:: Working data ::

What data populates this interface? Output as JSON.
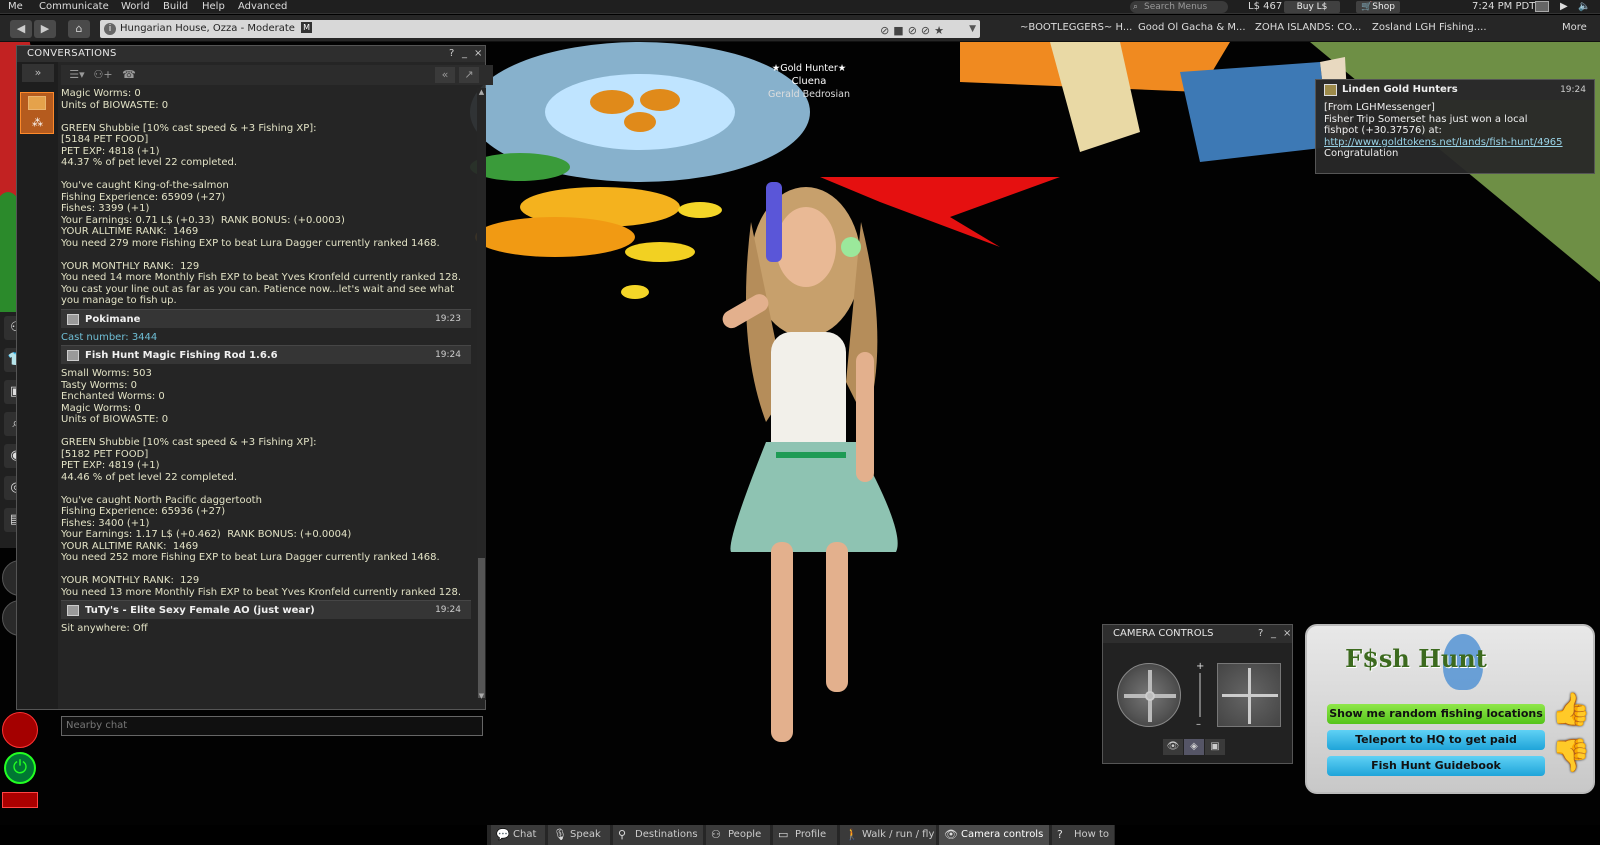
{
  "menubar": {
    "items": [
      "Me",
      "Communicate",
      "World",
      "Build",
      "Help",
      "Advanced"
    ],
    "search_placeholder": "Search Menus",
    "balance": "L$ 467",
    "buy_label": "Buy L$",
    "shop_label": "Shop",
    "clock": "7:24 PM PDT"
  },
  "navbar": {
    "location": "Hungarian House, Ozza - Moderate",
    "maturity_badge": "M",
    "favorites": [
      "~BOOTLEGGERS~ H...",
      "Good Ol Gacha & M...",
      "ZOHA ISLANDS: CO...",
      "Zosland LGH Fishing...."
    ],
    "more_label": "More"
  },
  "conversations": {
    "title": "CONVERSATIONS",
    "help": "?",
    "minimize": "_",
    "close": "×",
    "nearby_placeholder": "Nearby chat",
    "block1_lines": [
      "Magic Worms: 0",
      "Units of BIOWASTE: 0",
      "",
      "GREEN Shubbie [10% cast speed & +3 Fishing XP]:",
      "[5184 PET FOOD]",
      "PET EXP: 4818 (+1)",
      "44.37 % of pet level 22 completed.",
      "",
      "You've caught King-of-the-salmon",
      "Fishing Experience: 65909 (+27)",
      "Fishes: 3399 (+1)",
      "Your Earnings: 0.71 L$ (+0.33)  RANK BONUS: (+0.0003)",
      "YOUR ALLTIME RANK:  1469",
      "You need 279 more Fishing EXP to beat Lura Dagger currently ranked 1468.",
      "",
      "YOUR MONTHLY RANK:  129",
      "You need 14 more Monthly Fish EXP to beat Yves Kronfeld currently ranked 128.",
      "You cast your line out as far as you can. Patience now...let's wait and see what",
      "you manage to fish up."
    ],
    "msg_pokimane": {
      "name": "Pokimane",
      "time": "19:23",
      "text": "Cast number: 3444"
    },
    "msg_rod": {
      "name": "Fish Hunt Magic Fishing Rod 1.6.6",
      "time": "19:24"
    },
    "block2_lines": [
      "Small Worms: 503",
      "Tasty Worms: 0",
      "Enchanted Worms: 0",
      "Magic Worms: 0",
      "Units of BIOWASTE: 0",
      "",
      "GREEN Shubbie [10% cast speed & +3 Fishing XP]:",
      "[5182 PET FOOD]",
      "PET EXP: 4819 (+1)",
      "44.46 % of pet level 22 completed.",
      "",
      "You've caught North Pacific daggertooth",
      "Fishing Experience: 65936 (+27)",
      "Fishes: 3400 (+1)",
      "Your Earnings: 1.17 L$ (+0.462)  RANK BONUS: (+0.0004)",
      "YOUR ALLTIME RANK:  1469",
      "You need 252 more Fishing EXP to beat Lura Dagger currently ranked 1468.",
      "",
      "YOUR MONTHLY RANK:  129",
      "You need 13 more Monthly Fish EXP to beat Yves Kronfeld currently ranked 128."
    ],
    "msg_tuty": {
      "name": "TuTy's - Elite Sexy Female AO (just wear)",
      "time": "19:24",
      "text": "Sit anywhere: Off"
    }
  },
  "nametag": {
    "group": "★Gold Hunter★",
    "display_name": "Cluena",
    "username": "Gerald Bedrosian"
  },
  "toast": {
    "sender": "Linden Gold Hunters",
    "time": "19:24",
    "line1": "[From LGHMessenger]",
    "line2": "Fisher Trip Somerset has just won a local",
    "line3": "fishpot (+30.37576) at:",
    "link": "http://www.goldtokens.net/lands/fish-hunt/4965",
    "line4": "Congratulation"
  },
  "camera": {
    "title": "CAMERA CONTROLS",
    "help": "?",
    "minimize": "_",
    "close": "×"
  },
  "fishhunt": {
    "logo": "F$sh Hunt",
    "btn1": "Show me random fishing locations",
    "btn2": "Teleport to HQ to get paid",
    "btn3": "Fish Hunt Guidebook"
  },
  "bottombar": {
    "items": [
      "Chat",
      "Speak",
      "Destinations",
      "People",
      "Profile",
      "Walk / run / fly",
      "Camera controls",
      "How to"
    ]
  },
  "icons": [
    "back-arrow-icon",
    "forward-arrow-icon",
    "home-icon",
    "info-icon",
    "search-icon",
    "chat-icon",
    "camera-icon"
  ]
}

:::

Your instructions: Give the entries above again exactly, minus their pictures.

Task result:
What data populates this interface? Output as JSON.
{
  "menubar": {
    "items": [
      "Me",
      "Communicate",
      "World",
      "Build",
      "Help",
      "Advanced"
    ],
    "search_placeholder": "Search Menus",
    "balance": "L$ 467",
    "buy_label": "Buy L$",
    "shop_label": "Shop",
    "clock": "7:24 PM PDT"
  },
  "navbar": {
    "location": "Hungarian House, Ozza - Moderate",
    "maturity_badge": "M",
    "favorites": [
      "~BOOTLEGGERS~ H...",
      "Good Ol Gacha & M...",
      "ZOHA ISLANDS: CO...",
      "Zosland LGH Fishing...."
    ],
    "more_label": "More"
  },
  "conversations": {
    "title": "CONVERSATIONS",
    "help": "?",
    "minimize": "_",
    "close": "×",
    "nearby_placeholder": "Nearby chat",
    "block1_lines": [
      "Magic Worms: 0",
      "Units of BIOWASTE: 0",
      "",
      "GREEN Shubbie [10% cast speed & +3 Fishing XP]:",
      "[5184 PET FOOD]",
      "PET EXP: 4818 (+1)",
      "44.37 % of pet level 22 completed.",
      "",
      "You've caught King-of-the-salmon",
      "Fishing Experience: 65909 (+27)",
      "Fishes: 3399 (+1)",
      "Your Earnings: 0.71 L$ (+0.33)  RANK BONUS: (+0.0003)",
      "YOUR ALLTIME RANK:  1469",
      "You need 279 more Fishing EXP to beat Lura Dagger currently ranked 1468.",
      "",
      "YOUR MONTHLY RANK:  129",
      "You need 14 more Monthly Fish EXP to beat Yves Kronfeld currently ranked 128.",
      "You cast your line out as far as you can. Patience now...let's wait and see what",
      "you manage to fish up."
    ],
    "msg_pokimane": {
      "name": "Pokimane",
      "time": "19:23",
      "text": "Cast number: 3444"
    },
    "msg_rod": {
      "name": "Fish Hunt Magic Fishing Rod 1.6.6",
      "time": "19:24"
    },
    "block2_lines": [
      "Small Worms: 503",
      "Tasty Worms: 0",
      "Enchanted Worms: 0",
      "Magic Worms: 0",
      "Units of BIOWASTE: 0",
      "",
      "GREEN Shubbie [10% cast speed & +3 Fishing XP]:",
      "[5182 PET FOOD]",
      "PET EXP: 4819 (+1)",
      "44.46 % of pet level 22 completed.",
      "",
      "You've caught North Pacific daggertooth",
      "Fishing Experience: 65936 (+27)",
      "Fishes: 3400 (+1)",
      "Your Earnings: 1.17 L$ (+0.462)  RANK BONUS: (+0.0004)",
      "YOUR ALLTIME RANK:  1469",
      "You need 252 more Fishing EXP to beat Lura Dagger currently ranked 1468.",
      "",
      "YOUR MONTHLY RANK:  129",
      "You need 13 more Monthly Fish EXP to beat Yves Kronfeld currently ranked 128."
    ],
    "msg_tuty": {
      "name": "TuTy's - Elite Sexy Female AO (just wear)",
      "time": "19:24",
      "text": "Sit anywhere: Off"
    }
  },
  "nametag": {
    "group": "★Gold Hunter★",
    "display_name": "Cluena",
    "username": "Gerald Bedrosian"
  },
  "toast": {
    "sender": "Linden Gold Hunters",
    "time": "19:24",
    "line1": "[From LGHMessenger]",
    "line2": "Fisher Trip Somerset has just won a local",
    "line3": "fishpot (+30.37576) at:",
    "link": "http://www.goldtokens.net/lands/fish-hunt/4965",
    "line4": "Congratulation"
  },
  "camera": {
    "title": "CAMERA CONTROLS",
    "help": "?",
    "minimize": "_",
    "close": "×"
  },
  "fishhunt": {
    "logo": "F$sh Hunt",
    "btn1": "Show me random fishing locations",
    "btn2": "Teleport to HQ to get paid",
    "btn3": "Fish Hunt Guidebook"
  },
  "bottombar": {
    "items": [
      "Chat",
      "Speak",
      "Destinations",
      "People",
      "Profile",
      "Walk / run / fly",
      "Camera controls",
      "How to"
    ]
  },
  "icons": [
    "back-arrow-icon",
    "forward-arrow-icon",
    "home-icon",
    "info-icon",
    "search-icon",
    "chat-icon",
    "camera-icon"
  ]
}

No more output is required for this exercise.